Planets with highly tilted axes are problematic for the usual model for the creation of the solar system (the nebular hypothesis). A planet that formed by accretion of matter from a larger spinning disk ought to rotate in the same plane as the disk; its axis should not tilt. Furthermore, the axis of the Sun ought not tilt from the orbital planes of most of its planets—but in fact the Sun's axis is tilted from the ecliptic, and by more than seven degrees.

Planetary Axial Tilts

The NASA Planetary Fact Sheet gives the following information about each planet:[1] The first value is the Axial Tilt in Degrees, then the moment of inertia represented by the letter I, then J2 which is the gravitational moment (if available).

The moment of rotation of a planet can be affected by climate and mass movements, though the effect is generally small [2] The letter I is used to represent the moment of inertia. A solid, uniform sphere would have a moment of inertia of .4, so the lower values for planets show that they generally become more dense close to the center.

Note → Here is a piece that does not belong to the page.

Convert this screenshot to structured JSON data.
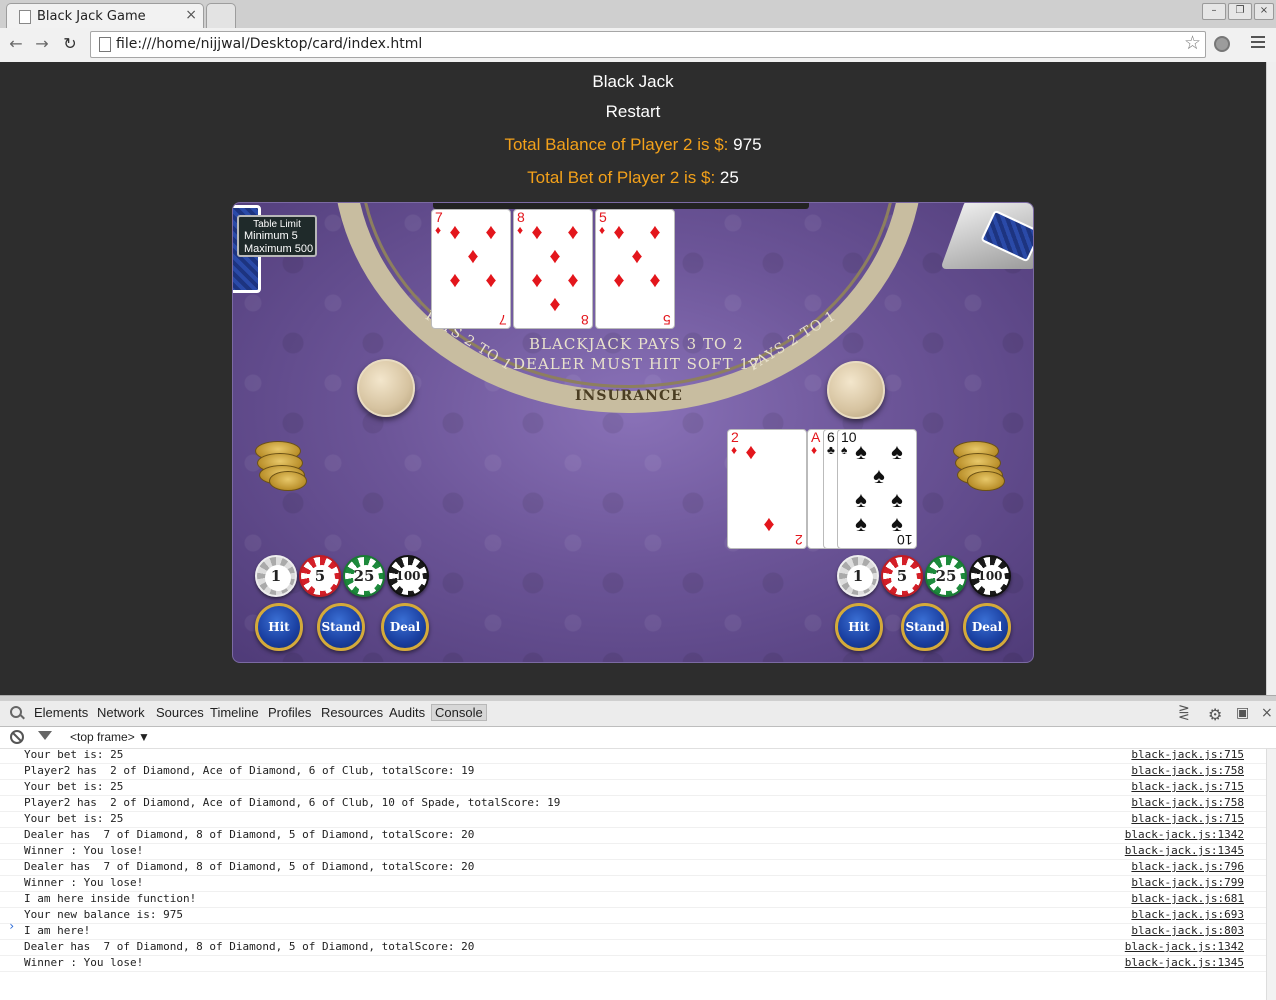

The gravitational moment is called J2 (one of a whole series of J values that come from Fourier transforms, but the second J is the most important, even, value for most planets) which equals C-A/(M*R2)[3] where C is the moment of inertia about the spin axis, A is the moment of inertia about an axis through the equator (the two will be different if the planet has an equatorial bulge), M is the mass of the planet, and R is the polar radius. [4] C is sometimes referred to as the Polar Moment of Inertia, since it is calculated presuming an axis of rotation that passes through the poles of the planet. The gravitational moment gives some information about the increase of density of a planet with depth. Scientists warn that slowly rotating bodies (like Mercury, Venus, and the Moon) have a small J2 but that can be more easily related to internal mantle convection than density distribution.[5]

Mercury: 0.01o, I = .33, J2 = 60 x 10-6

Venus: 177.4o. "Venus rotates in a retrograde direction, opposite the other planets, so the tilt is almost 180 degrees, it is considered to be spinning with its "top", or north pole pointing "downward" (southward). [6], I = .33, J2 = 4.458 x 10-6

Earth: 23.5o, I = .3308, J2 = 1,082.63 x 10-6

(Moon) 6.7o, I = .394, J2 = 202.7 x 10-6

Mars: 25.2o, I = .366, J2 = 1,960.45 x 10-6

Jupiter: 3.1o, I = .254, J2 = 14,736 x 10-6

Saturn: 26.7o, I = .210, J2 = 16,298 x 10-6

Uranus: 97.8o "Uranus rotates almost on its side relative to the orbit."[7], I = .225, J2 = 3343.43 x 10-6

Neptune: 28.3o, J2 = 3411 x 10-6

Pluto: 122.5o "Pluto is pointing slightly "down".[8]"


  1. Planetary Fact Sheet. Accessed 21 June 2010.
  2. Changing a Planet's Rotation from Within by Steven Dutch. Accessed 21 June 2010.
  3. Notes on the Facts Sheets. Accessed 21 June 2010.
  4. Planetary science: the Science of Planets around Stars, By G. H. A. Cole, M. M. Woolfson. P. 340
  5. Planetary Sciences, By Imke De Pater, and Jack Lissauer, P. 220
  6. Planetary Fact Sheet Notes. Accessed 21 June 2010.
  7. Planetary Fact Sheet Notes. Accessed 21 June 2010.
  8. Planetary Fact Sheet Notes. Accessed 21 June 2010.